Gilead Sciences agreed to pay $97 million on Wednesday to resolve claims from the U.S. government that it violated the False Claims Act. The company allegedly used a foundation as a conduit to pay the copays of Medicare patients who were taking Letairis, Gilead’s pulmonary arterial hypertension drug.
“This settlement demonstrates the government’s commitment to hold accountable companies that pay illegal kickbacks, whether directly or through a third party,” said Acting Assistant Attorney General Jeffrey Bossert Clark of the Department of Justice’s Civil Division. “We will not allow permit pharmaceutical manufacturers to set unaffordable drug prices while circumventing important cost-control mechanisms within the Medicare program.”
U.S. Attorney Andrew E. Lelling for the District of Massachusetts stated that Gilead knowingly used data from its CDC that it knew it should not have, with the objective of setting up a proprietary fund within CVC to cover the co-pays of its own drug.
“Such conduct not only violates the anti-kickback statute, it also undermines the Medicare program’s co-pay structure, which Congress created as a safeguard against inflated drug prices,” Lelling said. “During the period covered by today’s settlement, Gilead raised the price of Letairis by over seven times the rate of overall inflation in the United States.”
Under the Anti-Kickback Statute, all pharmaceutical companies are prohibited from offering or paying – directly or indirectly – money to encourage Medicare patients to purchase a particular drug.
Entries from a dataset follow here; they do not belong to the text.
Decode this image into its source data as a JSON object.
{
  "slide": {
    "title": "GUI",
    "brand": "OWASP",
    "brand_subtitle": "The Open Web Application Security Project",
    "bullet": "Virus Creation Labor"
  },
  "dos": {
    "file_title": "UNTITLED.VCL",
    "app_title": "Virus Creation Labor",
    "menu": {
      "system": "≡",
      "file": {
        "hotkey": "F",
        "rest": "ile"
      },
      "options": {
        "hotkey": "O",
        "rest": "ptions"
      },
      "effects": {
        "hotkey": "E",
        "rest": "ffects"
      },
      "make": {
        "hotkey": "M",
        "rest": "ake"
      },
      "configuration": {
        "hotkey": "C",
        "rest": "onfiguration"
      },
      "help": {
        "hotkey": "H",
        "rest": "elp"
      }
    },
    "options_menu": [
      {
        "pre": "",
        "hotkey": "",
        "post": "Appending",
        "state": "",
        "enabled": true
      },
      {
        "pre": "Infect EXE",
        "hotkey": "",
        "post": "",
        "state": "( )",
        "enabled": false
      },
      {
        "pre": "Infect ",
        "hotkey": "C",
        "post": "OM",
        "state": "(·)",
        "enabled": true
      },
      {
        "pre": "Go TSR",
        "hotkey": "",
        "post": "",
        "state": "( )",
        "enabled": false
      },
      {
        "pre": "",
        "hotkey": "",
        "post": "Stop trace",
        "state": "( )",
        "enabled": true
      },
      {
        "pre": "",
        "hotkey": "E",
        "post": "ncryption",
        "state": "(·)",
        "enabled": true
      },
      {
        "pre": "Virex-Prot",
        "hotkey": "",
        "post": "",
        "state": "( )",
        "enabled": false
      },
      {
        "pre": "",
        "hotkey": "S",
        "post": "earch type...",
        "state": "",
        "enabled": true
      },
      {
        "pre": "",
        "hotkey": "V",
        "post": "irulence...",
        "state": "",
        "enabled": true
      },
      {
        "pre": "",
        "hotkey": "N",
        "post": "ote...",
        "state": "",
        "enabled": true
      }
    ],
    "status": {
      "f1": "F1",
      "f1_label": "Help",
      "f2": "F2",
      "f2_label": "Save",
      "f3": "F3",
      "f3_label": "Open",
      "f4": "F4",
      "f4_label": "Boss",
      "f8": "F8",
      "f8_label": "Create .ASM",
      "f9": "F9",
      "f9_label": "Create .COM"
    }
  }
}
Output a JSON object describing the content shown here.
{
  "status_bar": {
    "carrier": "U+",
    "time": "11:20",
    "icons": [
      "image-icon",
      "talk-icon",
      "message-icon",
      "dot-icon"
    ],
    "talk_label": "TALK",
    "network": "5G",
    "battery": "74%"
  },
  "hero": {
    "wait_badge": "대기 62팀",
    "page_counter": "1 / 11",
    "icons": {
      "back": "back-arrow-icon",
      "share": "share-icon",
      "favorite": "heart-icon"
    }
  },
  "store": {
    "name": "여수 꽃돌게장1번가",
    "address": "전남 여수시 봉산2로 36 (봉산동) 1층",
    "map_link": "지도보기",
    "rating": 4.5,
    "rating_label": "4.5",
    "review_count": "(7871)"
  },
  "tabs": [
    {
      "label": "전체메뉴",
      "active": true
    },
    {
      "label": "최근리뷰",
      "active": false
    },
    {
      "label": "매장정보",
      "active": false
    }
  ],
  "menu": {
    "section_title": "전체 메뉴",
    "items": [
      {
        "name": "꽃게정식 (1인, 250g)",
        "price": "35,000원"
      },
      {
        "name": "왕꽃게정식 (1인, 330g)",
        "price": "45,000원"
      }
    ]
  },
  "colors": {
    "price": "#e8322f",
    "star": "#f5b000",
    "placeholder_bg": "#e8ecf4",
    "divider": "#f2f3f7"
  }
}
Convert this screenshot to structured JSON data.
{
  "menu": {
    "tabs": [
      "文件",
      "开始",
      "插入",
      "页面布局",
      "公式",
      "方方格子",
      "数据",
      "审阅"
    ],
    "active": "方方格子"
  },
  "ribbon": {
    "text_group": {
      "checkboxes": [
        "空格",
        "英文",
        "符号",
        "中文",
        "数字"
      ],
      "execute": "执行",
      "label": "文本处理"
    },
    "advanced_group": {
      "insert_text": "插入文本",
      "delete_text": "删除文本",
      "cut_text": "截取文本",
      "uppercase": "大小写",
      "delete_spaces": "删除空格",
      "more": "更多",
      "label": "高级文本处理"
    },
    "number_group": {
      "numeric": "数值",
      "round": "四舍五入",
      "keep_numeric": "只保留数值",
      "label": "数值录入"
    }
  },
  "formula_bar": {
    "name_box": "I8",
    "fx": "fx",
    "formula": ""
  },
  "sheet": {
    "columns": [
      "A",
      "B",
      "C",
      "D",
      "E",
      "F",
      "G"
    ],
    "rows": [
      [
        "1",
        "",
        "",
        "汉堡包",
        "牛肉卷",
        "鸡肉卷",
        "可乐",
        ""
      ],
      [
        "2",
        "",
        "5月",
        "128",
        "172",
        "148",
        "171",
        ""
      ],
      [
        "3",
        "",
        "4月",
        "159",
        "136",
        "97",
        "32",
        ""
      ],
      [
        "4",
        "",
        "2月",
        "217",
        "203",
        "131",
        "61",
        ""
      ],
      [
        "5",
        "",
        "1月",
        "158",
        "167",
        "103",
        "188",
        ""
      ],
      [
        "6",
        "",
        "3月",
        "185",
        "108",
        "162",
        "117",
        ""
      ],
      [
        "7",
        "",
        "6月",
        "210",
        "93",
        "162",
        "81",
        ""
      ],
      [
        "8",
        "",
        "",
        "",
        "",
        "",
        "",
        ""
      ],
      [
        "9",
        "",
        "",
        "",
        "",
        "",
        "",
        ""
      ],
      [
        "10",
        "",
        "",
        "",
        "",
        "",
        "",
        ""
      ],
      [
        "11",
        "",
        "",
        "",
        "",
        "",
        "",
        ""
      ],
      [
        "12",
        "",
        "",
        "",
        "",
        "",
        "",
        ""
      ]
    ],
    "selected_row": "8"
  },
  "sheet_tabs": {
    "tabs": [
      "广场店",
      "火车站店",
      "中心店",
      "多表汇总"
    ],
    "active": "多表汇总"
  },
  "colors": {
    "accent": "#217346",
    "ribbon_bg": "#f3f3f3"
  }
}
“Health care fraud costs our country tens of billions of dollars each year because of unscrupulous schemes like the one Gilead orchestrated that dangled kickbacks disguised as copay assistance in front of Medicare patients,” said Joseph R. Bonavolonta, Special Agent in Charge of the Federal Bureau of Investigations, Boston Division. “Today’s $97 million settlement ensures Gilead pays for defrauding a government insurance program and reaffirms the FBI’s resolve to pursue investigations and exhaust all efforts to uncover these schemes.”
Gilead Sciences is not the only company to make headlines for alleged illegal kickbacks as of late. The U.S. government filed a False Claims Act complaint against Teva Pharmaceuticals USA Inc. and Teva Neuroscience Inc. on August 18. The company, Teva, allegedly paid Medicare co-pays for their multiple sclerosis drug, Copaxone, through independent foundations that the company uses as conduits in violation of the Anti-Kickback Statute.
“The department is committed to stopping pharmaceutical companies from using foundations as conduits to funnel kickbacks to Medicare patients, and to prop up excessive drug costs at the expense of the American taxpayers,” said Acting Assistant Attorney General Ethan P. Davis of the Department of Justice’s Civil Division, at the time of the announcement. “We will continue to root out these unlawful kickback arrangements that undermine the integrity of federal health care programs.”
Between 2007 and 2015, Teva allegedly paid The Assistance Fund and Chronic Disease Fund with the intent and understanding that the organizations would use the funds to cover the Medicare copays of patients taking Copaxone. In addition, Teva increased the price of Copaxone from about $17,000 per year to more than $73,000 annually.
“As alleged, Teva gamed Medicare and tried to deflect attention away from a 329% increase in the cost of its drug by masking kickbacks as charitable contributions,” Bonavolonta said. “This case demonstrates the FBI’s ongoing commitment to protect our government programs and the American taxpayers who contribute to them from being victimized by corporations who allegedly pay kickbacks to pad their bottom line.”